Overall, the estimated incidence of being diagnosed with a neurological or mental health disorder following a COVID infection was 34%, the study led by researchers at the University of Oxford found when looking at 14 neurological and mental health disorders.
For 13% of these people, it was their first recorded neurological or psychiatric diagnosis.
The most common diagnoses after having the coronavirus were anxiety disorders (occurring in 17% of patients), mood disorders (14%), substance misuse disorders (7%), and insomnia (5%). The incidence of neurological outcomes was lower, including 0.6% for brain hemorrhage, 2.1% for ischemic stroke, and 0.7% for dementia.

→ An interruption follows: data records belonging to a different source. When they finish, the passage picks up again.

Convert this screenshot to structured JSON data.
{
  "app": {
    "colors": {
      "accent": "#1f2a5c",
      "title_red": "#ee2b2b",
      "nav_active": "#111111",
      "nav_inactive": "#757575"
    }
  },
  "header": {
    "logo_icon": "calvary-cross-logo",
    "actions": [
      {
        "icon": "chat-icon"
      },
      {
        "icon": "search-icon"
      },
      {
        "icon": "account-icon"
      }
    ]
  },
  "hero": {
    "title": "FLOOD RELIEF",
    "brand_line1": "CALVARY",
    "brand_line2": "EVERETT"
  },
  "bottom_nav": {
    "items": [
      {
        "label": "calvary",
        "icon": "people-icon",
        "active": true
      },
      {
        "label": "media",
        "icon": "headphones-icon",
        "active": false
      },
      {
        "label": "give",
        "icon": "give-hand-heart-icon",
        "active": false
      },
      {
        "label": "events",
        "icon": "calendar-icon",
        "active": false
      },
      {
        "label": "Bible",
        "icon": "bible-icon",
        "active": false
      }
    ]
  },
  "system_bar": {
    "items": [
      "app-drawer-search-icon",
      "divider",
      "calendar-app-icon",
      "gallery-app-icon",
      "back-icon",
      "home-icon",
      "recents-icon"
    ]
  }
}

After taking into account underlying health characteristics, such as age, sex, ethnicity and existing health conditions, there was overall a 44% greater risk of neurological and mental health diagnoses after COVID than after flu, and a 16% greater risk after COVID than with respiratory tract infections.
Since the coronavirus emerged in China in late 2019, over 132 million infections have been reported, including more than 2.8 million deaths, according to data from Johns Hopkins University.
Professor Paul Harrison, lead author of the study from the department of psychiatry at Oxford, said the study highlights the need for health systems to be equipped to deal with potentially higher numbers of neurological disorders in survivors of the virus.
"These are real-world data from a large number of patients. They confirm the high rates of psychiatric diagnoses after COVID-19, and show that serious disorders affecting the nervous system (such as stroke and dementia) occur too. While the latter are much rarer, they are significant, especially in those who had severe COVID-19," he said.
"Although the individual risks for most disorders are small, the effect across the whole population may be substantial for health and social care systems due to the scale of the pandemic and that many of these conditions are chronic. As a result, health care systems need to be resourced to deal with the anticipated need, both within primary and secondary care services."
Dr. Max Taquet, a co-author of the study, said further research needs to be done to see "what happens beyond six months."
"The study cannot reveal the mechanisms involved, but does point to the need for urgent research to identify these, with a view to preventing or treating them."
Since the pandemic emerged and spread throughout the world in spring 2020, there have been a number of investigations into the short and long-term effects of the virus. The University of Oxford's psychiatry department noted that there has been growing concern that survivors might be at increased risk of neurological disorders.
"A previous observational study by the same research group reported that COVID-19 survivors are at increased risk of mood and anxiety disorders in the first three months after infection. However, until now, there have been no large-scale data examining the risks of neurological as well as psychiatric diagnoses in the six months after COVID-19 infection," the department said.